• WHAT TO WORK ON:
Print every record below exactly as written.

[DATA RECORDS Boundary: Start]

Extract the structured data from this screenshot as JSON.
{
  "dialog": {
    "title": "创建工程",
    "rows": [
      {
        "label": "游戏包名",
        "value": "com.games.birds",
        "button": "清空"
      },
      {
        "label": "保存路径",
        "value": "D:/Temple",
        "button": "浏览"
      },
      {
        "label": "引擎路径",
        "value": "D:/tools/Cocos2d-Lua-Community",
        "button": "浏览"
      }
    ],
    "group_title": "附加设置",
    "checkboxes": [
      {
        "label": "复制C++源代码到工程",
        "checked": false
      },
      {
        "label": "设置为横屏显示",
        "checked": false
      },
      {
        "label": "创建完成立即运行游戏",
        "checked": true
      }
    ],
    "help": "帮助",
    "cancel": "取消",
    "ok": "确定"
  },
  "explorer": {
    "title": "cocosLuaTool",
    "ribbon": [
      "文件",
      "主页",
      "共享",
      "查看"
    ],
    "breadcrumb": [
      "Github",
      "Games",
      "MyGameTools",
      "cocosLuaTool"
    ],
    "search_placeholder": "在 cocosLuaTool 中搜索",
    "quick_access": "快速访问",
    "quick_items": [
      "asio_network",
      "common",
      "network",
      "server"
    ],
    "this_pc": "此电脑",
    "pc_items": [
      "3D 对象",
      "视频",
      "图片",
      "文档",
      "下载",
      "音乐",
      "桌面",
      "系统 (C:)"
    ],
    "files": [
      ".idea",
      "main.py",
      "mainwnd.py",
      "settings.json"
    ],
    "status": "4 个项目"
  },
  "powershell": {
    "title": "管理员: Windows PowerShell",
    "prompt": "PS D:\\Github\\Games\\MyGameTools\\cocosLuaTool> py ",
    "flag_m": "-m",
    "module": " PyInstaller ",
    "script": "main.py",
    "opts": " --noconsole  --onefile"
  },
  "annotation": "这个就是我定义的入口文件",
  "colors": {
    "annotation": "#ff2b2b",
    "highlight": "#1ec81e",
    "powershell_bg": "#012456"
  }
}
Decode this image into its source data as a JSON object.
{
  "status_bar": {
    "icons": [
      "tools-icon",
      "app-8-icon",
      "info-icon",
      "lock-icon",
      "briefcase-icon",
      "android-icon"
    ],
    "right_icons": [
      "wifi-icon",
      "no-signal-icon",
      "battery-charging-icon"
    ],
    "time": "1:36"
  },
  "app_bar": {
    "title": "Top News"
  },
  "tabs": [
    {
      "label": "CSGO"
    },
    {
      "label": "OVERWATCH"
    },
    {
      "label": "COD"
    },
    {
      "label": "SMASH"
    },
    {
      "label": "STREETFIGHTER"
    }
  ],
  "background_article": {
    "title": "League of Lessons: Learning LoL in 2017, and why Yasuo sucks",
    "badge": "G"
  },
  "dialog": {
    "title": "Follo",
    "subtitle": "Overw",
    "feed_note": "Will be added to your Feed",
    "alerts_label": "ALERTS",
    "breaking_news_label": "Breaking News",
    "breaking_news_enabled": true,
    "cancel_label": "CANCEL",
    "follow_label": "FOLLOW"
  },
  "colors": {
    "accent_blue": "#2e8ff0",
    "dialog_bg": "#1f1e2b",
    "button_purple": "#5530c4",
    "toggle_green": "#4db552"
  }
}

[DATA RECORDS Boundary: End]

• SOLUTION TO THE PROBLEM:
Extract the structured data from this screenshot as JSON.
{
  "dialog": {
    "title": "创建工程",
    "rows": [
      {
        "label": "游戏包名",
        "value": "com.games.birds",
        "button": "清空"
      },
      {
        "label": "保存路径",
        "value": "D:/Temple",
        "button": "浏览"
      },
      {
        "label": "引擎路径",
        "value": "D:/tools/Cocos2d-Lua-Community",
        "button": "浏览"
      }
    ],
    "group_title": "附加设置",
    "checkboxes": [
      {
        "label": "复制C++源代码到工程",
        "checked": false
      },
      {
        "label": "设置为横屏显示",
        "checked": false
      },
      {
        "label": "创建完成立即运行游戏",
        "checked": true
      }
    ],
    "help": "帮助",
    "cancel": "取消",
    "ok": "确定"
  },
  "explorer": {
    "title": "cocosLuaTool",
    "ribbon": [
      "文件",
      "主页",
      "共享",
      "查看"
    ],
    "breadcrumb": [
      "Github",
      "Games",
      "MyGameTools",
      "cocosLuaTool"
    ],
    "search_placeholder": "在 cocosLuaTool 中搜索",
    "quick_access": "快速访问",
    "quick_items": [
      "asio_network",
      "common",
      "network",
      "server"
    ],
    "this_pc": "此电脑",
    "pc_items": [
      "3D 对象",
      "视频",
      "图片",
      "文档",
      "下载",
      "音乐",
      "桌面",
      "系统 (C:)"
    ],
    "files": [
      ".idea",
      "main.py",
      "mainwnd.py",
      "settings.json"
    ],
    "status": "4 个项目"
  },
  "powershell": {
    "title": "管理员: Windows PowerShell",
    "prompt": "PS D:\\Github\\Games\\MyGameTools\\cocosLuaTool> py ",
    "flag_m": "-m",
    "module": " PyInstaller ",
    "script": "main.py",
    "opts": " --noconsole  --onefile"
  },
  "annotation": "这个就是我定义的入口文件",
  "colors": {
    "annotation": "#ff2b2b",
    "highlight": "#1ec81e",
    "powershell_bg": "#012456"
  }
}
Decode this image into its source data as a JSON object.
{
  "status_bar": {
    "icons": [
      "tools-icon",
      "app-8-icon",
      "info-icon",
      "lock-icon",
      "briefcase-icon",
      "android-icon"
    ],
    "right_icons": [
      "wifi-icon",
      "no-signal-icon",
      "battery-charging-icon"
    ],
    "time": "1:36"
  },
  "app_bar": {
    "title": "Top News"
  },
  "tabs": [
    {
      "label": "CSGO"
    },
    {
      "label": "OVERWATCH"
    },
    {
      "label": "COD"
    },
    {
      "label": "SMASH"
    },
    {
      "label": "STREETFIGHTER"
    }
  ],
  "background_article": {
    "title": "League of Lessons: Learning LoL in 2017, and why Yasuo sucks",
    "badge": "G"
  },
  "dialog": {
    "title": "Follo",
    "subtitle": "Overw",
    "feed_note": "Will be added to your Feed",
    "alerts_label": "ALERTS",
    "breaking_news_label": "Breaking News",
    "breaking_news_enabled": true,
    "cancel_label": "CANCEL",
    "follow_label": "FOLLOW"
  },
  "colors": {
    "accent_blue": "#2e8ff0",
    "dialog_bg": "#1f1e2b",
    "button_purple": "#5530c4",
    "toggle_green": "#4db552"
  }
}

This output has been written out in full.